Making My Netbook Sing. And Dance. And Play Movies.

I’m sure I mentioned before that I really like gadgets and a few months back I bought an eeePC 1000HA for under $400. This is one of the very first Netbooks to have the Atom processor and a 160GB hard drive instead of the paltry 4GB flash drives in the early models.

I really wasn’t impressed with the device out of the box since it comes shipped with a stripped down version of Windows XP for the operating system. My initial experience with it was pretty lousy since the OS crashed hard when I tried to rearrange items on the desktop the first time I powered it up. A few more times of use were met with similar frustrations and overall sluggish response from the interface that even the addition of another 1GB of memory couldn’t help.

So, what’s a geek to do? Strip off Windows and install Linux of course!

At the time, my first installation was using the older Ubuntu eee distro (now called Easy Peasy) which was the first to use the “Netbook Remix” style of desktop. The one consistent problem I had was that it would forget my wireless password and would not reconnect without my re-entering my password every time. This was not the end of the world as we know it, but it was pretty damn annoying.

Presently there is a new distro called eeebuntu, based on the 8.10 version of Ubuntu and sporting an improved and snappier “Netbook Remix” (NBR) desktop. This new desktop layout for the netbook makes sense and makes finding everything you really need very easy by organizing the shortcuts into categories and by using large icons.

One of the best features is the improved menu bar at the top and the addition of a hiding task and workspace bar at the bottom.

Getting your eee PC this awesome in about an hour or two is really easy to do and can be summed up in just a few simple steps:

  1. Note that doing this my way will wipe anything you may have saved on your current eee PC configuration. Backup anything you may want to keep before continuing!
  2. Download a copy of the eeebuntu ISO image here (I recommend the NBR version for your eee PC).
  3. Download the liveUSB Creator tool and use it to create the bootable ISO image to a spare 1GB, or larger, USB flash drive you have lying around (ignore the Fedora logos and use the “browse” button to locate your eeebuntu ISO image).
  4. Set the BIOS on your netbook to boot from the USB flash drive and reboot so that it loads the eeebuntu image.
  5. During the setup process I recommend selecting the option to use the entire hard drive for the installation, but this isn’t mandatory. Otherwise, simply answer the simple set-up questions and select the “automatic login” when entering your primary user name and root password – just to make the boot process that much faster.
  6. Once you are in to the desktop and have set up your networking (wireless or wired) run the update manager in the System -> Administration menu and get the PC up to date.
  7. I’d also recommend going to a website with flash (like YouTube) so that the plugin gets installed.
  8. Then follow these steps that Laptop Magazine laid out in order to install WINE so that you can install and run most any Windows application.
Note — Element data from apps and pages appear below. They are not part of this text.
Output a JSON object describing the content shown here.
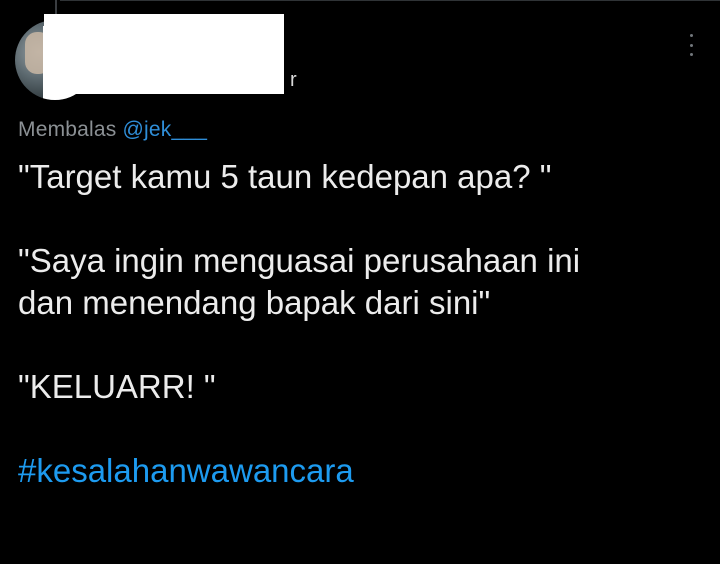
{
  "reply": {
    "prefix": "Membalas",
    "handle": "@jek___"
  },
  "author": {
    "name_tail": "r"
  },
  "tweet": {
    "lines": [
      "\"Target kamu 5 taun kedepan apa? \"",
      "\"Saya ingin menguasai perusahaan ini",
      "dan menendang bapak dari sini\"",
      "\"KELUARR! \""
    ],
    "hashtag": "#kesalahanwawancara"
  },
  "icons": {
    "menu": "more-vertical-icon"
  },
  "colors": {
    "background": "#000000",
    "text": "#ececec",
    "muted": "#8b9094",
    "link": "#1d9bf0"
  }
}
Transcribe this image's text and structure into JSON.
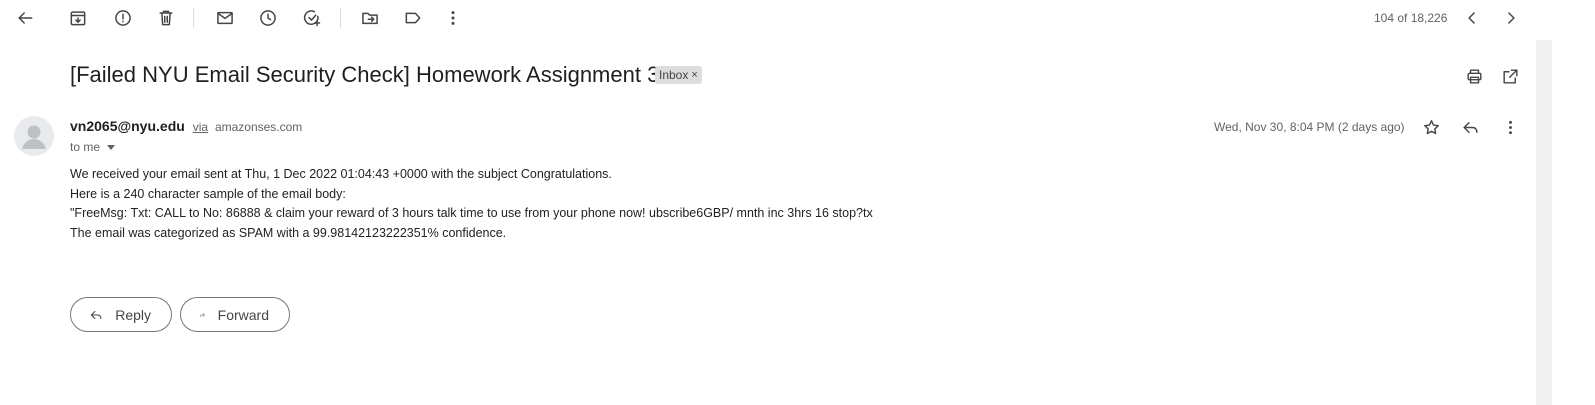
{
  "toolbar": {
    "icons": [
      "back-arrow-icon",
      "archive-icon",
      "report-spam-icon",
      "delete-icon",
      "mark-unread-icon",
      "snooze-icon",
      "add-task-icon",
      "move-to-icon",
      "label-icon",
      "more-vert-icon"
    ],
    "counter": "104 of 18,226"
  },
  "email": {
    "subject": "[Failed NYU Email Security Check] Homework Assignment 3",
    "label": "Inbox",
    "label_close": "×",
    "sender_email": "vn2065@nyu.edu",
    "via": "via",
    "via_domain": "amazonses.com",
    "recipient": "to me",
    "date": "Wed, Nov 30, 8:04 PM (2 days ago)",
    "body": [
      "We received your email sent at Thu, 1 Dec 2022 01:04:43 +0000 with the subject Congratulations.",
      "Here is a 240 character sample of the email body:",
      "\"FreeMsg: Txt: CALL to No: 86888 & claim your reward of 3 hours talk time to use from your phone now! ubscribe6GBP/ mnth inc 3hrs 16 stop?tx",
      "The email was categorized as SPAM with a 99.98142123222351% confidence."
    ]
  },
  "actions": {
    "reply": "Reply",
    "forward": "Forward"
  },
  "colors": {
    "text": "#202124",
    "muted": "#5f6368",
    "icon": "#444746",
    "chip": "#dddddd"
  }
}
After that it just becomes a matter of rounding it out to suit your needs. Use the Synaptic Package Manager in the System -> Administration menu to locate software you want or need installed. I’ve learned that it is extremely easy to type a name into the “Quick Search” field to filter out the unnecessary files and have all the related packages I’m looking for appear for easy selection.

Since VLC Media Player is bundled with the eeebuntu image you are already capable of watching podcasts or movies. Now all anyone needs is to install a podcast aggregator (like gpodder) and they’re ready to ride the train in to work or watch a movie on a plane, since there is no way anyone can open a normal sized laptop in coach these days.

Can’t go wrong with a little Tiki Bar

Now, enjoy your much improved netbook!